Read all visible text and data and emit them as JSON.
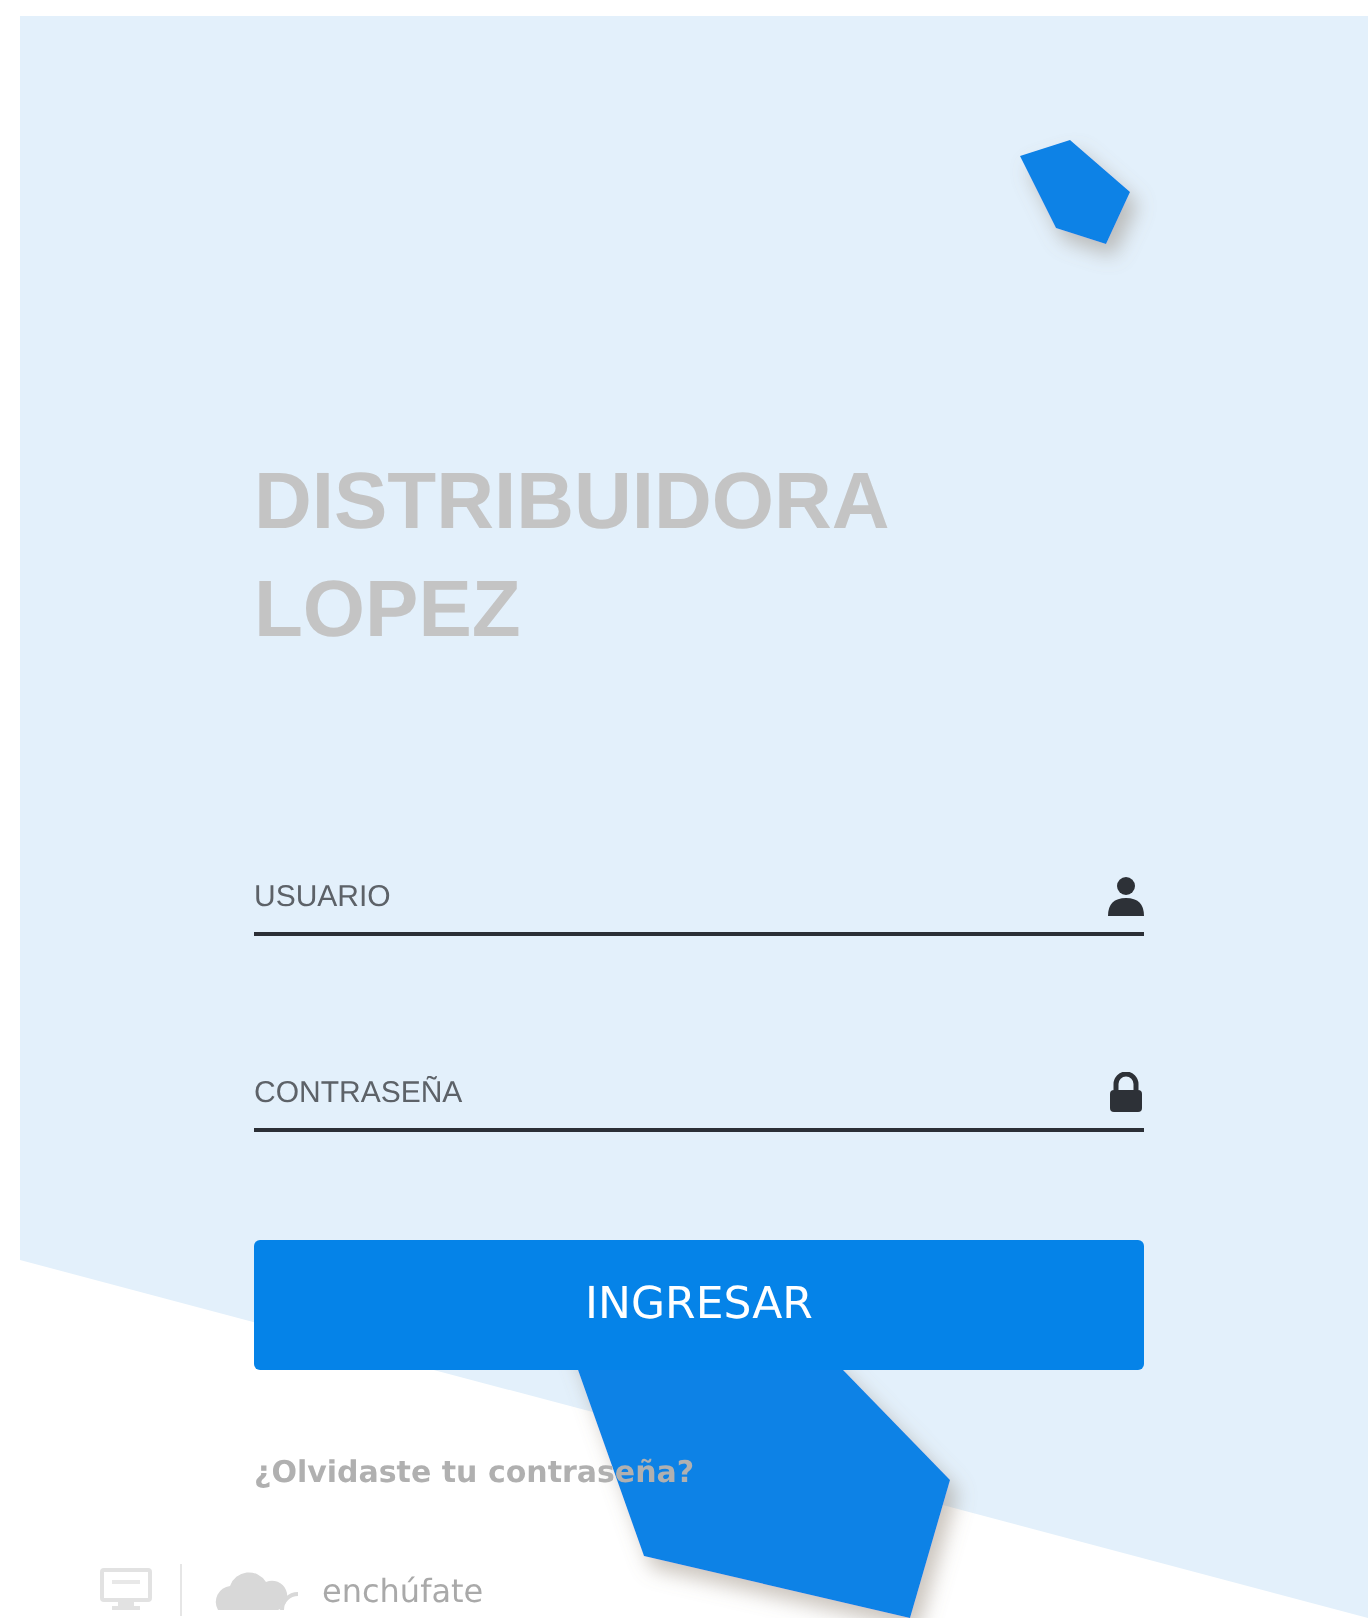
{
  "title_lines": [
    "DISTRIBUIDORA",
    "LOPEZ"
  ],
  "fields": [
    {
      "placeholder": "USUARIO",
      "kind": "user"
    },
    {
      "placeholder": "CONTRASEÑA",
      "kind": "password"
    }
  ],
  "submit_button": "INGRESAR",
  "forgot_link": "¿Olvidaste tu contraseña?",
  "footer": {
    "brand": "enchúfate"
  }
}
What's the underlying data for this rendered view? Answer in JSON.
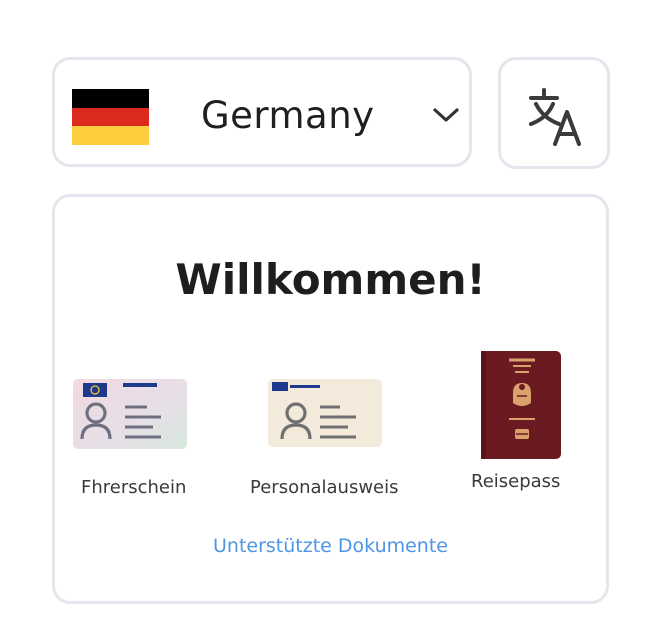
{
  "country_selector": {
    "country": "Germany",
    "flag_colors": [
      "#000000",
      "#dd2a1f",
      "#ffce3c"
    ],
    "chevron_icon": "chevron-down-icon"
  },
  "language_button": {
    "icon": "translate-icon"
  },
  "welcome": {
    "title": "Willkommen!",
    "documents": [
      {
        "label": "Fhrerschein",
        "icon": "drivers-license-icon"
      },
      {
        "label": "Personalausweis",
        "icon": "id-card-icon"
      },
      {
        "label": "Reisepass",
        "icon": "passport-icon"
      }
    ],
    "supported_link": "Unterstützte Dokumente"
  },
  "colors": {
    "border": "#e4e6ee",
    "link": "#4f95e6",
    "passport": "#6b1a22"
  }
}
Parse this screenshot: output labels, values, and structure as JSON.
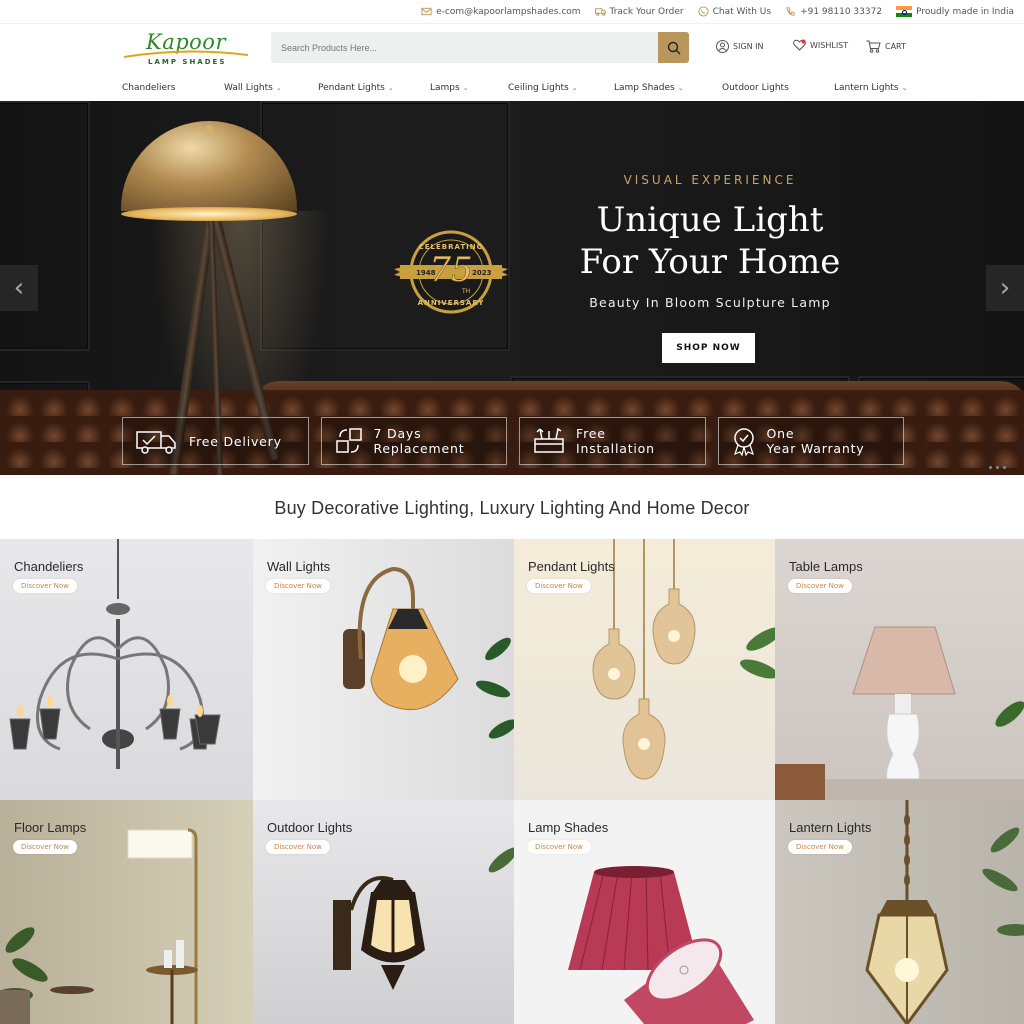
{
  "topbar": {
    "email": "e-com@kapoorlampshades.com",
    "track": "Track Your Order",
    "chat": "Chat With Us",
    "phone": "+91 98110 33372",
    "made": "Proudly made in India"
  },
  "header": {
    "brand": "Kapoor",
    "brand_sub": "LAMP SHADES",
    "search_placeholder": "Search Products Here...",
    "signin": "SIGN IN",
    "wishlist": "WISHLIST",
    "cart": "CART"
  },
  "nav": [
    {
      "label": "Chandeliers",
      "dropdown": false
    },
    {
      "label": "Wall Lights",
      "dropdown": true
    },
    {
      "label": "Pendant Lights",
      "dropdown": true
    },
    {
      "label": "Lamps",
      "dropdown": true
    },
    {
      "label": "Ceiling Lights",
      "dropdown": true
    },
    {
      "label": "Lamp Shades",
      "dropdown": true
    },
    {
      "label": "Outdoor Lights",
      "dropdown": false
    },
    {
      "label": "Lantern Lights",
      "dropdown": true
    }
  ],
  "hero": {
    "eyebrow": "VISUAL EXPERIENCE",
    "title_line1": "Unique Light",
    "title_line2": "For Your Home",
    "subtitle": "Beauty In Bloom Sculpture Lamp",
    "cta": "SHOP NOW",
    "badge": {
      "top": "CELEBRATING",
      "number": "75",
      "suffix": "TH",
      "year_start": "1948",
      "year_end": "2023",
      "bottom": "ANNIVERSARY"
    }
  },
  "features": [
    {
      "line1": "Free Delivery",
      "line2": "",
      "icon": "truck-icon"
    },
    {
      "line1": "7 Days",
      "line2": "Replacement",
      "icon": "replace-icon"
    },
    {
      "line1": "Free",
      "line2": "Installation",
      "icon": "tools-icon"
    },
    {
      "line1": "One",
      "line2": "Year Warranty",
      "icon": "warranty-icon"
    }
  ],
  "section_title": "Buy Decorative Lighting, Luxury Lighting And Home Decor",
  "categories": [
    {
      "name": "Chandeliers",
      "cta": "Discover Now"
    },
    {
      "name": "Wall Lights",
      "cta": "Discover Now"
    },
    {
      "name": "Pendant Lights",
      "cta": "Discover Now"
    },
    {
      "name": "Table Lamps",
      "cta": "Discover Now"
    },
    {
      "name": "Floor Lamps",
      "cta": "Discover Now"
    },
    {
      "name": "Outdoor Lights",
      "cta": "Discover Now"
    },
    {
      "name": "Lamp Shades",
      "cta": "Discover Now"
    },
    {
      "name": "Lantern Lights",
      "cta": "Discover Now"
    }
  ],
  "colors": {
    "accent": "#b9965b",
    "brand_green": "#2a8a2a",
    "hero_gold": "#c8a46a",
    "cta_orange": "#c8874a"
  }
}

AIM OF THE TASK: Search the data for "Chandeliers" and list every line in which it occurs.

ANSWER TO THE PROBLEM:
      "label": "Chandeliers",
      "name": "Chandeliers",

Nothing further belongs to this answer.